Problem description
Across the data below, state how many lines hold "content", and reply with nothing but that number.

━━━━━ Dataset ━━━━━

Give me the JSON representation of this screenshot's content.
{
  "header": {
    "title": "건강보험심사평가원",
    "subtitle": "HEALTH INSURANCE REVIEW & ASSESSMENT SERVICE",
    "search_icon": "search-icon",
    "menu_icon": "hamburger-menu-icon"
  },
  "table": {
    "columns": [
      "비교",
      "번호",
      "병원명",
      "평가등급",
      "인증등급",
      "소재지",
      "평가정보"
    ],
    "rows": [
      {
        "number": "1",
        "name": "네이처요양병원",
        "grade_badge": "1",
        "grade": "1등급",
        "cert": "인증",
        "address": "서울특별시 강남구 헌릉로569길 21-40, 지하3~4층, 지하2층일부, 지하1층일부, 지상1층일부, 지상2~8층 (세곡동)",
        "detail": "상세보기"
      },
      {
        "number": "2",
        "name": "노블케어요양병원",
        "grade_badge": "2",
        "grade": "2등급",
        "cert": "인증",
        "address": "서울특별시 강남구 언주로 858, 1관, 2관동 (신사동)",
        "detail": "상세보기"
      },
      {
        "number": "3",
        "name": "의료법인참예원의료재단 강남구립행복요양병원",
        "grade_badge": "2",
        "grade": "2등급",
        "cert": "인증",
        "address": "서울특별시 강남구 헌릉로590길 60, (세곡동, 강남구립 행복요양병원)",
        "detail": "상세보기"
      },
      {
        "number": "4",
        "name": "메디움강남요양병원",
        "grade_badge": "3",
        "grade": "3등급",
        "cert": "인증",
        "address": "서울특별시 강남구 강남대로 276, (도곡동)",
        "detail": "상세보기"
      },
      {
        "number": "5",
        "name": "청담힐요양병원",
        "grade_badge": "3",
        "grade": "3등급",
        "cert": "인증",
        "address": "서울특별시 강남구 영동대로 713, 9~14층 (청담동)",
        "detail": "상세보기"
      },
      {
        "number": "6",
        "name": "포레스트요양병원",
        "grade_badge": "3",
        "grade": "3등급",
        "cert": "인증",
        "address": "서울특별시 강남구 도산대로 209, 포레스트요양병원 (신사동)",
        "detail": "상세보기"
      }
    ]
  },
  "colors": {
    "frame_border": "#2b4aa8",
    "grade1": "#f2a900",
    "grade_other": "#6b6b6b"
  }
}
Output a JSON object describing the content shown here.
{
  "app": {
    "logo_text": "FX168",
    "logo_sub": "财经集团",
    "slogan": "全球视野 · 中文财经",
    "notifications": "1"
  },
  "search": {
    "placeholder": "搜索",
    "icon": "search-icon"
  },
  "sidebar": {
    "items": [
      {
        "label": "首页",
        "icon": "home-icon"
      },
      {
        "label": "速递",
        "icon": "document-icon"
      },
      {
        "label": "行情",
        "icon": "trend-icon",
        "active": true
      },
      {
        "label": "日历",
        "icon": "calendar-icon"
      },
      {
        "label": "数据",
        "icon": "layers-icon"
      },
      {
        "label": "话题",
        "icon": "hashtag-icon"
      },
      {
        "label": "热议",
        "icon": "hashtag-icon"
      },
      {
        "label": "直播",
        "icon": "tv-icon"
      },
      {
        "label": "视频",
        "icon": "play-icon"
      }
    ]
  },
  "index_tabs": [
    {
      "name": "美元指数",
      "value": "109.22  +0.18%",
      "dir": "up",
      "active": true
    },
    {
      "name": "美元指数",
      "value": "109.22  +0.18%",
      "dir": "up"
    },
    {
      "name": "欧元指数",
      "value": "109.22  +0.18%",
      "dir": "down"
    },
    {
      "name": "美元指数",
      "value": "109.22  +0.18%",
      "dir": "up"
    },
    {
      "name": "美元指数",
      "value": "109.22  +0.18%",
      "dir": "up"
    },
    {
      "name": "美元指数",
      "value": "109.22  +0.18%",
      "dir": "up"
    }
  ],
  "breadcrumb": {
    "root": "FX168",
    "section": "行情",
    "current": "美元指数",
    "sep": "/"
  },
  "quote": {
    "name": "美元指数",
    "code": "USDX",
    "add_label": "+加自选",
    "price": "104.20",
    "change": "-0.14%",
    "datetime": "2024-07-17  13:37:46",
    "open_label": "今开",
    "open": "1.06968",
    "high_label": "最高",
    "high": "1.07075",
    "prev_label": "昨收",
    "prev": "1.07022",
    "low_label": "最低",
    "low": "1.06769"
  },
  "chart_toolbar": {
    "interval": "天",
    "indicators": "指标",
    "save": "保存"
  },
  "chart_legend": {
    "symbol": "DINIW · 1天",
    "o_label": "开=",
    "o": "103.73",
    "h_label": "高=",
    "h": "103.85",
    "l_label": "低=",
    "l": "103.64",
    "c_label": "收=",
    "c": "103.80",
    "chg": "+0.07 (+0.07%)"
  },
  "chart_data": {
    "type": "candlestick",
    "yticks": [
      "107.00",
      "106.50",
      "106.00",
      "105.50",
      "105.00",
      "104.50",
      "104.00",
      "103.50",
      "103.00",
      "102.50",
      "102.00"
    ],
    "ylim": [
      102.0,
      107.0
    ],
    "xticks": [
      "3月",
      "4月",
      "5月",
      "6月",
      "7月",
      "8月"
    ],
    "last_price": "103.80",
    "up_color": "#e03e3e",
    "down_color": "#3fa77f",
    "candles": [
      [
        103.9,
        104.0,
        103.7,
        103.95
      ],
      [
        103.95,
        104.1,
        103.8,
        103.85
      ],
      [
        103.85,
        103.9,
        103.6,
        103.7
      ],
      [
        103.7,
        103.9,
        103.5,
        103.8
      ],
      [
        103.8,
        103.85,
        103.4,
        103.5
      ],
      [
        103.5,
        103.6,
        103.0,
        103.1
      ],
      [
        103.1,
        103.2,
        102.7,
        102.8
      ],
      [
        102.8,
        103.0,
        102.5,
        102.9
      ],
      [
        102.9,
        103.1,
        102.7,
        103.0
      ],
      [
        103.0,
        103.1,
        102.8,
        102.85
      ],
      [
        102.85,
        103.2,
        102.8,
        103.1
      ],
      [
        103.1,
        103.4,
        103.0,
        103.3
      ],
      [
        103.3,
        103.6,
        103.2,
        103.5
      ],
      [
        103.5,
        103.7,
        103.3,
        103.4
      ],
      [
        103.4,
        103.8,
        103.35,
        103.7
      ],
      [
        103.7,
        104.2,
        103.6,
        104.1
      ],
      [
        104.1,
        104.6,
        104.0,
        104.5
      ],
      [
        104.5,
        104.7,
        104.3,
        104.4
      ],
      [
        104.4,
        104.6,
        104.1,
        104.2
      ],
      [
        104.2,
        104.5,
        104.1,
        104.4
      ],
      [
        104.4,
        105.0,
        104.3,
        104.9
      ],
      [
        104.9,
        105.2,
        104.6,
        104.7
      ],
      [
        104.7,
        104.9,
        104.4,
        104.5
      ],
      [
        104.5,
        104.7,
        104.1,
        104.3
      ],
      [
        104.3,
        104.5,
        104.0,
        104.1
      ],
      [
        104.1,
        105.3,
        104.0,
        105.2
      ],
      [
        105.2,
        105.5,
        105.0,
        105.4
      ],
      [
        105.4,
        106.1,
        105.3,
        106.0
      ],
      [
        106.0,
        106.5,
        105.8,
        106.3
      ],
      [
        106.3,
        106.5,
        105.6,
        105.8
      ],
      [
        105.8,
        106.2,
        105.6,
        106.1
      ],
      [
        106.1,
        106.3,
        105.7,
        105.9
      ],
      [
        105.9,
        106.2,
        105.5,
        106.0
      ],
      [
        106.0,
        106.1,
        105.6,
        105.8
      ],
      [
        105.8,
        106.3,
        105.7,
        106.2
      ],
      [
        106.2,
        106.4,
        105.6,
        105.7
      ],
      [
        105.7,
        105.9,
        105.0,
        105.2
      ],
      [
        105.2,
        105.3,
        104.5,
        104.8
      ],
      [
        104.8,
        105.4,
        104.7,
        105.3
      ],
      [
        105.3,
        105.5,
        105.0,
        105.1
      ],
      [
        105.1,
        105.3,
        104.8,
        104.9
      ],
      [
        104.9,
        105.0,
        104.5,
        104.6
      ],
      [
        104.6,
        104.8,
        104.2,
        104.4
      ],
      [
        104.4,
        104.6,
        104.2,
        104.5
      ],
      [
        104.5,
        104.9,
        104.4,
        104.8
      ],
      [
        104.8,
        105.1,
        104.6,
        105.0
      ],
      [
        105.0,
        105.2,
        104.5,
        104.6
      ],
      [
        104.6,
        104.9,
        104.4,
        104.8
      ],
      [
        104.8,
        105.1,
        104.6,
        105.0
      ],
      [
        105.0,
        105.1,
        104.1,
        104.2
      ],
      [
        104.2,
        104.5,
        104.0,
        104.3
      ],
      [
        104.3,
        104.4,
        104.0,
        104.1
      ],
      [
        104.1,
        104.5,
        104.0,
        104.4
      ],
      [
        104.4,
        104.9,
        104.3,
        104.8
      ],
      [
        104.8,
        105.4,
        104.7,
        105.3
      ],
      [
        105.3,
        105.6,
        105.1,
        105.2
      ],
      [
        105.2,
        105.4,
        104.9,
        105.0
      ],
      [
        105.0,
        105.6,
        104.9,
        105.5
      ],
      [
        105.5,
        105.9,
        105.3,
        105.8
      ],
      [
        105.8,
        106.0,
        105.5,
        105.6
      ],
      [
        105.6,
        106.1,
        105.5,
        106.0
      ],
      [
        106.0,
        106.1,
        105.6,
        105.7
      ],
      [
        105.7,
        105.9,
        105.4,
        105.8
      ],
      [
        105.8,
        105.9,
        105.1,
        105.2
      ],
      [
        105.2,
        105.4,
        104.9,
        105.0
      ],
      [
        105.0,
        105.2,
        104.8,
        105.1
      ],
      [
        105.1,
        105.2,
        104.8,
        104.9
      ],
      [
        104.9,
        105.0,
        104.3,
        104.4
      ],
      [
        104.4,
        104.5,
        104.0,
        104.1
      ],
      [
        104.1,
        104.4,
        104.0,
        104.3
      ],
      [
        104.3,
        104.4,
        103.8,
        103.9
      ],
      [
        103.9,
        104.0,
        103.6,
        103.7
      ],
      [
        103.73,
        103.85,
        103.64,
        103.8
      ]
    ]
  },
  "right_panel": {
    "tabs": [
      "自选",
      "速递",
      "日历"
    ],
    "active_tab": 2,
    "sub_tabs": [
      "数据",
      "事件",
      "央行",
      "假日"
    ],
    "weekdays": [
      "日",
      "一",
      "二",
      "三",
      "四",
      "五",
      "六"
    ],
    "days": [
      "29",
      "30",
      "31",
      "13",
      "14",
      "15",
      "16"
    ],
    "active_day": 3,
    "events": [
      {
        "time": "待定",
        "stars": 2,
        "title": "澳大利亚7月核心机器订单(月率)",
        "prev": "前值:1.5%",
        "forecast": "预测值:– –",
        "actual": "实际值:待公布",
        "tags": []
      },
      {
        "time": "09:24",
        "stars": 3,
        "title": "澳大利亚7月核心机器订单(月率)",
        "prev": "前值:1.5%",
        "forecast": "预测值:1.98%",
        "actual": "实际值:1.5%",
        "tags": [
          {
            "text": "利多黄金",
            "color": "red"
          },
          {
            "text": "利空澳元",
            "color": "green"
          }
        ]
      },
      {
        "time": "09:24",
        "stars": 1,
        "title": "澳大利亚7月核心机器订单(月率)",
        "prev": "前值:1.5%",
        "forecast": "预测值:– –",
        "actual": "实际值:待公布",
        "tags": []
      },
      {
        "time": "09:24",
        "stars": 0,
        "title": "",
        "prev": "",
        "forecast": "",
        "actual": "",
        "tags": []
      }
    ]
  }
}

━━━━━

Answer to this task
2